In the Atherothrombosis Intervention in Metabolic Syndrome with Low HDL/High Triglycerides (AIM-HIGH) trial, 3,414 patients from the United States and Canada with a history of CVD were either treated with a combination of a high-dose, extended release niacin and statin or stain therapy alone. Over the study’s 32 months of follow-up, patients who took the combined therapy had increased HDL cholesterol and lowered triglyceride levels. Despite this, the combination treatment failed to reduce fatal or non-fatal heart attacks, strokes, revascularization procedures or hospitalizations for acute coronary syndrome.

The FDA, in an official statement released in an email, noted that the role niacin may have played in the reported imbalance in ischemic stroke was not yet clear.

“At this time, FDA has made no new conclusions or recommendations regarding the use of extended-release niacin alone or in combination with simvastatin or other statins,” they wrote in the statement. “The Agency will conduct a comprehensive review of the AIM-HIGH trial data as soon as they become available to determine their impact on the approved indications for extended-release niacin.”

The study was funded by NHBLI with additional support from Abbott.
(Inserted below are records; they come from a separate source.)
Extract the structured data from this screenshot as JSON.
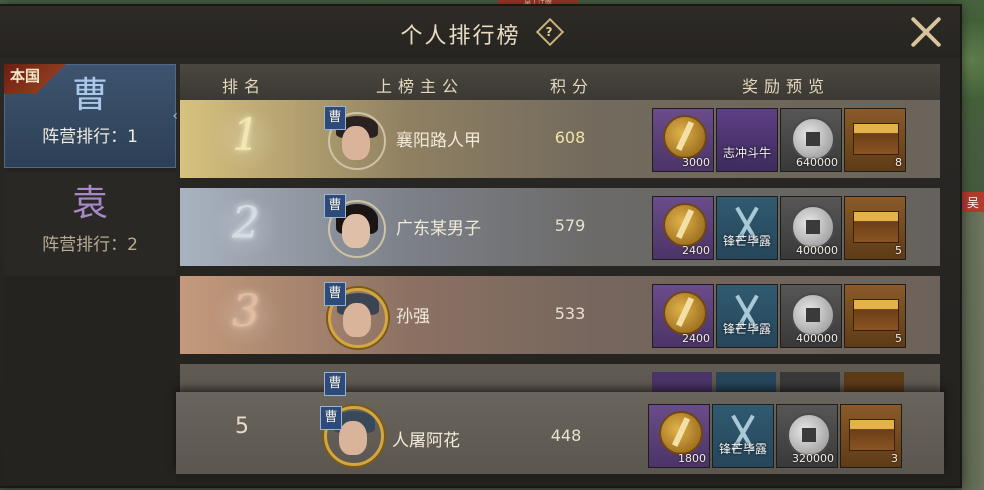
{
  "map": {
    "right_tag": "吴",
    "top_tag": "吴 | 江南"
  },
  "header": {
    "title": "个人排行榜",
    "help_symbol": "?"
  },
  "tabs": [
    {
      "ribbon": "本国",
      "glyph": "曹",
      "rank_text": "阵营排行：1",
      "active": true
    },
    {
      "glyph": "袁",
      "rank_text": "阵营排行：2",
      "active": false
    }
  ],
  "columns": {
    "rank": "排名",
    "lord": "上榜主公",
    "score": "积分",
    "rewards": "奖励预览"
  },
  "rows": [
    {
      "rank": "1",
      "faction": "曹",
      "name": "襄阳路人甲",
      "score": "608",
      "rewards": {
        "token_qty": "3000",
        "item2_text": "志冲斗牛",
        "coin_qty": "640000",
        "chest_qty": "8"
      }
    },
    {
      "rank": "2",
      "faction": "曹",
      "name": "广东某男子",
      "score": "579",
      "rewards": {
        "token_qty": "2400",
        "item2_text": "锋芒毕露",
        "coin_qty": "400000",
        "chest_qty": "5"
      }
    },
    {
      "rank": "3",
      "faction": "曹",
      "name": "孙强",
      "score": "533",
      "rewards": {
        "token_qty": "2400",
        "item2_text": "锋芒毕露",
        "coin_qty": "400000",
        "chest_qty": "5"
      }
    },
    {
      "rank": "",
      "faction": "曹",
      "name": "",
      "score": ""
    }
  ],
  "self_row": {
    "rank": "5",
    "faction": "曹",
    "name": "人屠阿花",
    "score": "448",
    "rewards": {
      "token_qty": "1800",
      "item2_text": "锋芒毕露",
      "coin_qty": "320000",
      "chest_qty": "3"
    }
  },
  "colors": {
    "camp_cao": "#2e4a78",
    "camp_yuan": "#a789c9",
    "gold": "#f2e3a8"
  }
}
The full NIH press release is available here.

PERSPECTIVE

Carl J. Pepine
Carl J. Pepine

I would hope that this information improves the quality of life for those patients who are repeatedly encouraged to continue to take these preparations despite their very annoying cutaneous side effects.

– Carl J. Pepine, MD

Cardiology Today Chief Medical Editor

Twitter Follow CardiologyToday.com on Twitter.